Name : Ipatiev House - Romanov Memorial - The tragic end of the last Czar of Russia
Alexei Romanov
Ipatiev House - Romanov Memorial - The tragic end of the last Czar of Russia
Alexei Poutziato
Country : Russia
Story :

     Alexei Poutziado is the first pretender recorded. He appears in Omsk city in 1919 and was quickly unmasked by Pierre Gilliard, the former Alexei preceptor which evoque this story in his book "Le tragique Destin de Nicolas II et de sa famille" :

     "General D- informed me that he wanted to show me a 'boy who claimed to be the Tsarevich'. I knew in fact that a rumour was spreading in Omsk that the Tsarevich was still alive. He was announced to be in a small town of Altai. I had been told that the inhabitants had greeted him with enthusiasm, the schoolchildren had made a collection on his behalf, and the governor of the station had offered him, on his knees, bread and salt.

     In addition, Admiral Kolchak had received a telegram asking him to come to the assistance of the pretended Tsarevich (Shortly after my departure the bogus Tsarevich ultimately confessed the imposture). I had paid no attention to these stories.

     Fearing that these circumstances might give rise to difficulties, the Admiral had had the "Pretender" brought to Omsk; and General D- had called for me, thinking that my evidence would settle the difficulty and put a stop to the legend that was beginning to grow up.
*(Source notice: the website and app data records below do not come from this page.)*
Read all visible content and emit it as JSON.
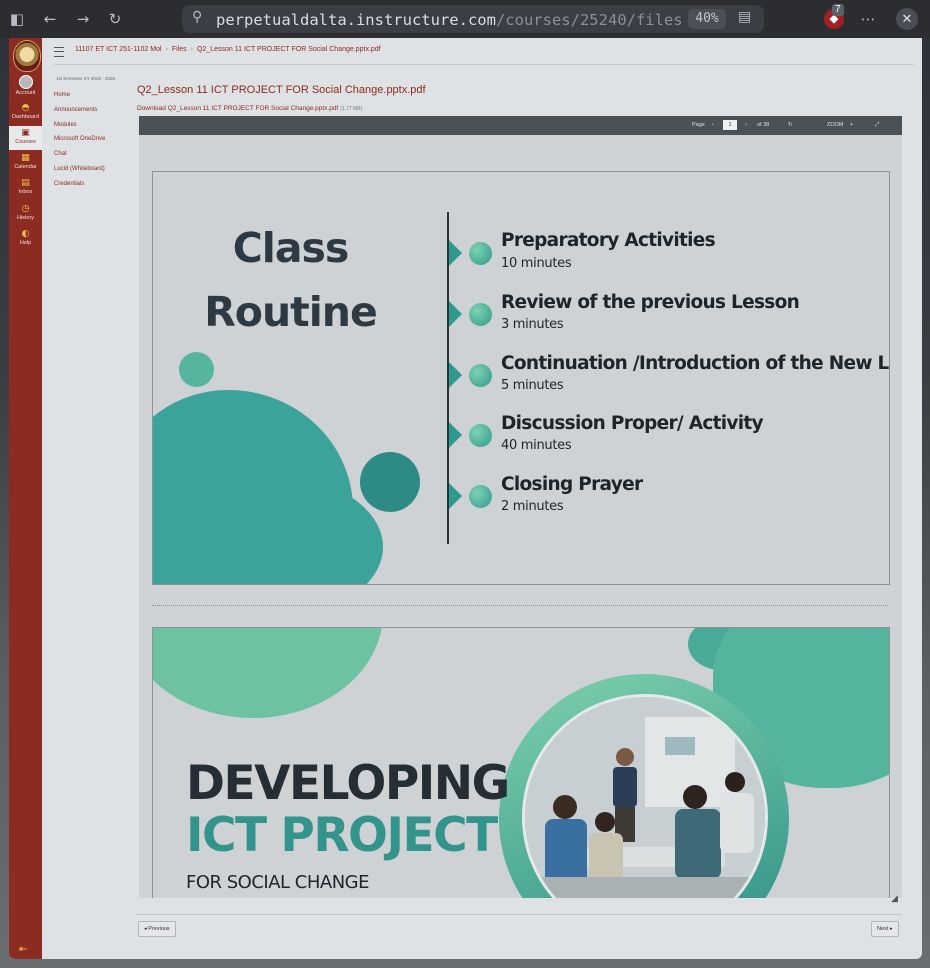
{
  "browser": {
    "url_host": "perpetualdalta.instructure.com",
    "url_path": "/courses/25240/files",
    "zoom": "40%",
    "extension_badge": "7"
  },
  "global_nav": {
    "items": [
      {
        "label": "Account"
      },
      {
        "label": "Dashboard"
      },
      {
        "label": "Courses"
      },
      {
        "label": "Calendar"
      },
      {
        "label": "Inbox"
      },
      {
        "label": "History"
      },
      {
        "label": "Help"
      }
    ]
  },
  "breadcrumbs": {
    "course": "11107 ET ICT 251-1102 Mol",
    "files": "Files",
    "file": "Q2_Lesson 11 ICT PROJECT FOR Social Change.pptx.pdf"
  },
  "course_nav": {
    "term": "1st Semester SY 2025 - 2026",
    "items": [
      "Home",
      "Announcements",
      "Modules",
      "Microsoft OneDrive",
      "Chat",
      "Lucid (Whiteboard)",
      "Credentials"
    ]
  },
  "file": {
    "title": "Q2_Lesson 11 ICT PROJECT FOR Social Change.pptx.pdf",
    "download_label": "Download Q2_Lesson 11 ICT PROJECT FOR Social Change.pptx.pdf",
    "size": "(1.77 MB)"
  },
  "viewer": {
    "page_label": "Page",
    "current_page": "1",
    "of_pages": "of 38",
    "zoom_label": "ZOOM"
  },
  "slide1": {
    "title_line1": "Class",
    "title_line2": "Routine",
    "items": [
      {
        "title": "Preparatory Activities",
        "duration": "10 minutes"
      },
      {
        "title": "Review of the previous Lesson",
        "duration": "3 minutes"
      },
      {
        "title": "Continuation /Introduction of the New Lesson",
        "duration": "5 minutes"
      },
      {
        "title": "Discussion Proper/ Activity",
        "duration": "40 minutes"
      },
      {
        "title": "Closing Prayer",
        "duration": "2 minutes"
      }
    ]
  },
  "slide2": {
    "line1": "DEVELOPING",
    "line2": "ICT PROJECT",
    "line3": "FOR SOCIAL CHANGE"
  },
  "pager": {
    "previous": "◂ Previous",
    "next": "Next ▸"
  },
  "colors": {
    "brand": "#8b2b22",
    "accent_teal": "#33948b",
    "icon_gold": "#f0c74a"
  }
}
     The door of the next room was opened a little, and I was able to observe, unknown to him, a boy, taller and stronger than the Tsarevich, who seemed to me fifteen or sixteen years old. His sailor's costume, the colour of his hair, and the way it was arranged were vaguely reminiscent of Aleksey Nicolaievich. There the resemblance ended.

     I told General D- the result of my observations. The boy was introduced to me. I put several questions to him in French: he remained dumb. When a reply was insisted upon he said that he understood everything I had said but had his own reasons for only speaking Russian. I then addressed him in that language. This, too, brought no results. He said he had decided to answer no one but Admiral Kolchak himself. So our interview ended.

     Chance had brought across my path the first of the countless pretenders who doubtless for many years to come will be a source of trouble and agitation among the ignorant and credulous masses of the Russian peasantry."